Unfortunately the inept Michael Gove is the very sort of person who tried desperately to marginalise Mary Seacole and Olaudah Equiano originally. Narrow minded and Imperialist. London is a gloriously multi-cultural city which is enriched at every level, not by narrow minded bigots of the Gove ilk, but by the multicultural population. As such these and many others should be part of our young people's education and experience. How better to inspire and enthuse children of all backgrounds than by showing that people of all backgrounds, cultures and societies can have a profound effect upon the history and future of this wonderful country.

Mary Seacole /Olaudah Equiano

British history will be considered incomplete, mediocre, with the omission of these two great black historian's do the right thing.

Mary Seacole

British history will be incomplete with the omission of this truly remarkable lady.


Good day Rt Hon Michael Gove MP,
Please reconsider the removal of this heroine from the National Educational Currriculum.
Mrs Mary Seocole is both a herione and a role model for many - those who may want to make decisions about becomming a doctor a nurse and would be such a loss for many girls as they consider career options and future vocations. Indeed the history of our medical and nursing institution. Indeed history of the develoopment of our National Health Service could not be adequately taught without knowledge of the influence of Mary Seacole.

Mary Seacole

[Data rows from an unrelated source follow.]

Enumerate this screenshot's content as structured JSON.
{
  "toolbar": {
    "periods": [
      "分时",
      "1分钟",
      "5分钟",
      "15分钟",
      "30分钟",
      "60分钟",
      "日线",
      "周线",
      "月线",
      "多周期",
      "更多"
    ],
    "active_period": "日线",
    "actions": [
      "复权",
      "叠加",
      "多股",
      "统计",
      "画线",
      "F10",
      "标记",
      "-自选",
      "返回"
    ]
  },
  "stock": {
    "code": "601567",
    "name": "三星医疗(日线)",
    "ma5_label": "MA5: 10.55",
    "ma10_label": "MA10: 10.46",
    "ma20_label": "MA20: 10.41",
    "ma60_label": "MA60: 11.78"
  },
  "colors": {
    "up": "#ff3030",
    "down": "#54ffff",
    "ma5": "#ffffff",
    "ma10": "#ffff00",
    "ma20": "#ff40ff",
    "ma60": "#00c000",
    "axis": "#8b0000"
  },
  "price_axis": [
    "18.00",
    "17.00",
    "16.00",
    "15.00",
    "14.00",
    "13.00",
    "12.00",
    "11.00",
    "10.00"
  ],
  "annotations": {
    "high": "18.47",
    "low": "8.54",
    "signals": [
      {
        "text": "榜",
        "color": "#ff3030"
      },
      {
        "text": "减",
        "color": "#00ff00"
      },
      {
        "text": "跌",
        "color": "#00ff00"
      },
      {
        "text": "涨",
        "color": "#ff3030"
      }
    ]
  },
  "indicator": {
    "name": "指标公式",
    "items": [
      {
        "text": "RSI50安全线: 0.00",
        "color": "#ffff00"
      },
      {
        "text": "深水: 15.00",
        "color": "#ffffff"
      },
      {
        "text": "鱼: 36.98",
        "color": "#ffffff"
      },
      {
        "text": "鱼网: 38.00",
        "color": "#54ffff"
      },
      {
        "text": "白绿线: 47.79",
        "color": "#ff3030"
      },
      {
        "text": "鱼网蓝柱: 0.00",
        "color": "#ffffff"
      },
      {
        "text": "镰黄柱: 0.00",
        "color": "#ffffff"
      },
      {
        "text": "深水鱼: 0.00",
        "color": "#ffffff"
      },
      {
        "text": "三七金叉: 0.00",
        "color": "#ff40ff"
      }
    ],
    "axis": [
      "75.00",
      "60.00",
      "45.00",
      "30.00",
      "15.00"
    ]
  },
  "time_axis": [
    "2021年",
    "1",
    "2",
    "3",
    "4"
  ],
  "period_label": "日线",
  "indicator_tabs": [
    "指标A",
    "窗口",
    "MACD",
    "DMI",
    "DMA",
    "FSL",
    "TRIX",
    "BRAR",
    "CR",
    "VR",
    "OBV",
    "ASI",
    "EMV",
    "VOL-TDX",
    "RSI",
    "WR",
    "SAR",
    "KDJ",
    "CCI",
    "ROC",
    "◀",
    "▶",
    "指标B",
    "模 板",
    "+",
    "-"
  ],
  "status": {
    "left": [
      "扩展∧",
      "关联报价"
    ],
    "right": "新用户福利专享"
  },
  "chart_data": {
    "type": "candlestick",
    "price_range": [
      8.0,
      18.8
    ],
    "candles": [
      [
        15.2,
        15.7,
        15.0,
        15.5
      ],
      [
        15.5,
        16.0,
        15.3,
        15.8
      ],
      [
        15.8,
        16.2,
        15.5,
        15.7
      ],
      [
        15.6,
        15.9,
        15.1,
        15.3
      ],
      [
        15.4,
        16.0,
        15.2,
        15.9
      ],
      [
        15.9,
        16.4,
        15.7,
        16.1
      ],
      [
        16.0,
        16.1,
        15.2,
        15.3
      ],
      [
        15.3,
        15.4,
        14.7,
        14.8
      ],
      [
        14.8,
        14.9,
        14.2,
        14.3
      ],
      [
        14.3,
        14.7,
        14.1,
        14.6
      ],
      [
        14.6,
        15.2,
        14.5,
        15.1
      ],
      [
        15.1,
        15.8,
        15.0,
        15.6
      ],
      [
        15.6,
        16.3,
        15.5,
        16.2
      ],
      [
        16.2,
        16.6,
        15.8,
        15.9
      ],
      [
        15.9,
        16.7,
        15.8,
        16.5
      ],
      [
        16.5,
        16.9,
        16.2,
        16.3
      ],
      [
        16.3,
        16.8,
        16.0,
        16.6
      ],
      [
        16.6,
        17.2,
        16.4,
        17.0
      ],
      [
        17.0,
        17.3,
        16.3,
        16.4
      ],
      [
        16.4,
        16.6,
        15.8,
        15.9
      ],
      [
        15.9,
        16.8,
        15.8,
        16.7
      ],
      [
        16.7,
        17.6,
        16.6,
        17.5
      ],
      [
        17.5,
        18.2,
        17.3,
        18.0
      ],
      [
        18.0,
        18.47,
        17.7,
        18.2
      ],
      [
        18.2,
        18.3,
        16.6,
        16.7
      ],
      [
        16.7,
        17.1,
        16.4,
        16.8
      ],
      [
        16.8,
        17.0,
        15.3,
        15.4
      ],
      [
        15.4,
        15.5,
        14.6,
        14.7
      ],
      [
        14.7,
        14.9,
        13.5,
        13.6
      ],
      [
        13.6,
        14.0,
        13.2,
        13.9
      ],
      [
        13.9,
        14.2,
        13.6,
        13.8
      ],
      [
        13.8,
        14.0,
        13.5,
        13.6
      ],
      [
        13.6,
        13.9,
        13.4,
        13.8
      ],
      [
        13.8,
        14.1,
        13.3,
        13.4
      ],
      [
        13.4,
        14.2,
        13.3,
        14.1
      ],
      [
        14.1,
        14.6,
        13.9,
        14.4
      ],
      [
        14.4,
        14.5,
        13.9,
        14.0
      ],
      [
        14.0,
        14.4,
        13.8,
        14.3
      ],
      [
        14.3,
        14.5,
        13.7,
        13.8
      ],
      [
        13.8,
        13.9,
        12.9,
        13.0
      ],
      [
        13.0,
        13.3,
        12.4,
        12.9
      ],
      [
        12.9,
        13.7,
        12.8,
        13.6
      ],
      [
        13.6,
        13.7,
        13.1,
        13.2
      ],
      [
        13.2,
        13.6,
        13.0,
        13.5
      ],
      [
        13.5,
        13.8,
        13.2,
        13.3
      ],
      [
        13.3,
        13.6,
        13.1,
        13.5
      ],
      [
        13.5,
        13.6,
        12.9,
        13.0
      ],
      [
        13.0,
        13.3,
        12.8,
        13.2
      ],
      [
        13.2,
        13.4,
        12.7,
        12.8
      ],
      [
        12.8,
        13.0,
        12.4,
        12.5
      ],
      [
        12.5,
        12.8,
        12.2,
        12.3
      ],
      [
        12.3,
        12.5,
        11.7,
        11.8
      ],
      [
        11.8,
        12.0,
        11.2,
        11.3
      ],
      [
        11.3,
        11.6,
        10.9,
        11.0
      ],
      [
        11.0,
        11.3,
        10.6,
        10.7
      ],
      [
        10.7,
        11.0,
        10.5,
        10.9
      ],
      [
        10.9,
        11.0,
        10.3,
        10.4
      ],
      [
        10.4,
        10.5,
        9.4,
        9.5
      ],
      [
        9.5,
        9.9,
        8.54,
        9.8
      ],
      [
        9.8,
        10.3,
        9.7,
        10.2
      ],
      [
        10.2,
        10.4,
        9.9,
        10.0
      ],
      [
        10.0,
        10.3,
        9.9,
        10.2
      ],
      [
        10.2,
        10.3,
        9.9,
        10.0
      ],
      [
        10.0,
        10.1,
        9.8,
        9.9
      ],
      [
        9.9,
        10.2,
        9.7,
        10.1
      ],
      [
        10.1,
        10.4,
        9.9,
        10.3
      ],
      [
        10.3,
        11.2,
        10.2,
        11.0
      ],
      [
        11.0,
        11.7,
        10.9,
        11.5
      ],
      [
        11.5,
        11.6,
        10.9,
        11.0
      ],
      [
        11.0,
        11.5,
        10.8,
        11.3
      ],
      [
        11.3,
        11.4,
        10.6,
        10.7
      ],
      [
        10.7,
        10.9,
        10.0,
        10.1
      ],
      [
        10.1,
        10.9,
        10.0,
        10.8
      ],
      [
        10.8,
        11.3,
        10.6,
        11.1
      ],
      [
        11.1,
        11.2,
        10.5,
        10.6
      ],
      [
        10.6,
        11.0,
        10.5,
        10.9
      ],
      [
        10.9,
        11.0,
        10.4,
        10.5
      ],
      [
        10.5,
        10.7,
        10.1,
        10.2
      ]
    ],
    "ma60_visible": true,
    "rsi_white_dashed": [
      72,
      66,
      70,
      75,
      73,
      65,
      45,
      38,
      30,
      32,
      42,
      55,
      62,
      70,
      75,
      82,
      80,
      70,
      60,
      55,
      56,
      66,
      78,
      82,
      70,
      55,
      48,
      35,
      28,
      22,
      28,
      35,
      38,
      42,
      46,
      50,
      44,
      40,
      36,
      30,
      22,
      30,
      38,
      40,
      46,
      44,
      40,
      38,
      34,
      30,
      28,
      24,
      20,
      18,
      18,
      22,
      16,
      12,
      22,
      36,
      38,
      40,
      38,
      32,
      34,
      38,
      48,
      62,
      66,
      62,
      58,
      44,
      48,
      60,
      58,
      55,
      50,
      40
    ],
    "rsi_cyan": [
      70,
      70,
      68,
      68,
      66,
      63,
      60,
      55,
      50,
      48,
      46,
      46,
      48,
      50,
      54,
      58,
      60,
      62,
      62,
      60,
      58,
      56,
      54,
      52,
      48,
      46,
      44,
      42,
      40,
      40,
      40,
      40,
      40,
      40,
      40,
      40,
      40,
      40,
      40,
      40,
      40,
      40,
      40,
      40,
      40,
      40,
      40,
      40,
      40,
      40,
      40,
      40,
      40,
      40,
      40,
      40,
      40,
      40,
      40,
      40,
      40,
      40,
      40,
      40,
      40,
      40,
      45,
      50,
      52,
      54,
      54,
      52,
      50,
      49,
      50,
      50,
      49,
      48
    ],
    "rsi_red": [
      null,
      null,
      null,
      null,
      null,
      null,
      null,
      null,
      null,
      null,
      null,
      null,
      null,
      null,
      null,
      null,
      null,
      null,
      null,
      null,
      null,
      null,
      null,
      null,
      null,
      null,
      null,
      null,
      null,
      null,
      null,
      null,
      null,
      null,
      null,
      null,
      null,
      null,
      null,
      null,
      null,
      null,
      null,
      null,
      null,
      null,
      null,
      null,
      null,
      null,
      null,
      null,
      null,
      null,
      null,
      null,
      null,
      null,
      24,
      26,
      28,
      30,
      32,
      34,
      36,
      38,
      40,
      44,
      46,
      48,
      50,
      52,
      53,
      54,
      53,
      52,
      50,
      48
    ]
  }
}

Rt Hon Michael Gove MP
When there are ethnic unrest in London, there are comments such as these people from the ethnic background do not have role models. Yet there are outstanding role models such as Mary Seacole,
David Lammy, Diana Abbott, Alex Pascall, Claudia Jones, to name but a few. If they are not taught in schools along side the others, how will our children know about these brave and courageous people? London is a multi-cultural city and black history should be part of the National Curriculum. Children need to know that it is not one type of race that are heroes. Heroine such as Mary Seacole should not be for gotten, but should embraced with the same passion as Florence Nightingale etc
Long live the name MARY SEACOLE!